▶ [AIM OF THE TASK] Search the records for the string "JSON" and copy every line in which it appears.

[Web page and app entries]
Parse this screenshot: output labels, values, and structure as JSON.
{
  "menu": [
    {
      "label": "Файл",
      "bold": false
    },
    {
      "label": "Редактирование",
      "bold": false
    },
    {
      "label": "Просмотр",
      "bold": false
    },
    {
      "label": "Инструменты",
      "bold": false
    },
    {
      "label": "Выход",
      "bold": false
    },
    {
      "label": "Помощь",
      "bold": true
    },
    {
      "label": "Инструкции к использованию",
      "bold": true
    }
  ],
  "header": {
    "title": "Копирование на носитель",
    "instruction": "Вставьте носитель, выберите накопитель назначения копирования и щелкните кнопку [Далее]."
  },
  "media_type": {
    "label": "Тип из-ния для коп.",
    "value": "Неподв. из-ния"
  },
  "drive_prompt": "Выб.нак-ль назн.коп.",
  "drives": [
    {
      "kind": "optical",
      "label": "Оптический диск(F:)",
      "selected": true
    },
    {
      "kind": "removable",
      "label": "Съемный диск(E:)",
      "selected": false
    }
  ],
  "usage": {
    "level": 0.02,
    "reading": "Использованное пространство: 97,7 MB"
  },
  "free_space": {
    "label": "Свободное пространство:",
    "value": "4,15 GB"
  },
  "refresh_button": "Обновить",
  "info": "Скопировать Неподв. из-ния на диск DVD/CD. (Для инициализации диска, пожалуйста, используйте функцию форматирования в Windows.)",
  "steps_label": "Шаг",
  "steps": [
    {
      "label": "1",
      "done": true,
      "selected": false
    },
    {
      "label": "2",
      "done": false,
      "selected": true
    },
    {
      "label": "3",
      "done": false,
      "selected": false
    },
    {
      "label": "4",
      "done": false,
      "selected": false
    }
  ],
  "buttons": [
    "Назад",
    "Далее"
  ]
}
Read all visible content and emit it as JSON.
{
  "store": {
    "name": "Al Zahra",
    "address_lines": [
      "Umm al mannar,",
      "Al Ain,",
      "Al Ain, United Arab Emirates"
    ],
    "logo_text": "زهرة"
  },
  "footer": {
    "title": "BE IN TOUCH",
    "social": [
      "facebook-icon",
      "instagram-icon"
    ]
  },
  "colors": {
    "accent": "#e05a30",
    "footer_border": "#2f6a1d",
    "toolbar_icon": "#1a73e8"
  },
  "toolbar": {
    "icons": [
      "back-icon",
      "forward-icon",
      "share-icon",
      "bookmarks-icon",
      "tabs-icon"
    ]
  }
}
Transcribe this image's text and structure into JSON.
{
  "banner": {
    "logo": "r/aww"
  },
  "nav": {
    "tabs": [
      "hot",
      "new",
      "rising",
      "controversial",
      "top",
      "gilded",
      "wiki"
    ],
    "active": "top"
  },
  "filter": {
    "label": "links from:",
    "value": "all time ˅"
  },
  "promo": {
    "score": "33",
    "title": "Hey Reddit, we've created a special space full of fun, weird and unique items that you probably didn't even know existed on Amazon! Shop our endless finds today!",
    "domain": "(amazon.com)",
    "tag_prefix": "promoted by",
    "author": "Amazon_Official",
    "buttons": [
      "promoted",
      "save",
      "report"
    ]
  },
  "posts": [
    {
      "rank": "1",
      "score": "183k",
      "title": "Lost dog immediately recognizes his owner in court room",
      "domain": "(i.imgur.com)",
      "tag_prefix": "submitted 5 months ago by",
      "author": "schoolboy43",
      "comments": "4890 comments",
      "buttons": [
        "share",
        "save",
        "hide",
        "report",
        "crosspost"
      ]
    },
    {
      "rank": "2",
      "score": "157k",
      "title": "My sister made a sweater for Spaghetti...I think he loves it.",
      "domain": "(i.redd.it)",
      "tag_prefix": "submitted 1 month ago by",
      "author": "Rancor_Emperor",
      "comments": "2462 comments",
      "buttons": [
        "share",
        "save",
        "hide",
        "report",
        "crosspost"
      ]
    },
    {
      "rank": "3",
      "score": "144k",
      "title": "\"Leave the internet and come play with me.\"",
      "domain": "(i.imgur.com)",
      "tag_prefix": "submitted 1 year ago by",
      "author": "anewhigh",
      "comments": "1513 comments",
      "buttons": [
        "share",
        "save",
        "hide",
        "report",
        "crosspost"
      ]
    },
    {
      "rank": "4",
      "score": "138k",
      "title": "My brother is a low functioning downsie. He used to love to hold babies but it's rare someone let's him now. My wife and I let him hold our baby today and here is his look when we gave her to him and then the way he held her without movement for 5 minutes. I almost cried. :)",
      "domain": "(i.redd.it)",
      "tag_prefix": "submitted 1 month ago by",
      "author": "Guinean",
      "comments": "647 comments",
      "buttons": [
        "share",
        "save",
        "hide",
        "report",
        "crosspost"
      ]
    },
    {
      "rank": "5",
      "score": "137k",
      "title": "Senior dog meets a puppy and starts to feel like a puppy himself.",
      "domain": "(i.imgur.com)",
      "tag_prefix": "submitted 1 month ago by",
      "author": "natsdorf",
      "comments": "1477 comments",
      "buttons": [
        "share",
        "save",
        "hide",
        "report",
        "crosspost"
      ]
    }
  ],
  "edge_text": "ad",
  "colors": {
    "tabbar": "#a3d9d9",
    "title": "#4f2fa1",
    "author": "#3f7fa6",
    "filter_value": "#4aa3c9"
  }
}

▶ [PROBLEM SOLUTION]
Parse this screenshot: output labels, values, and structure as JSON.
Read all visible content and emit it as JSON.
Transcribe this image's text and structure into JSON.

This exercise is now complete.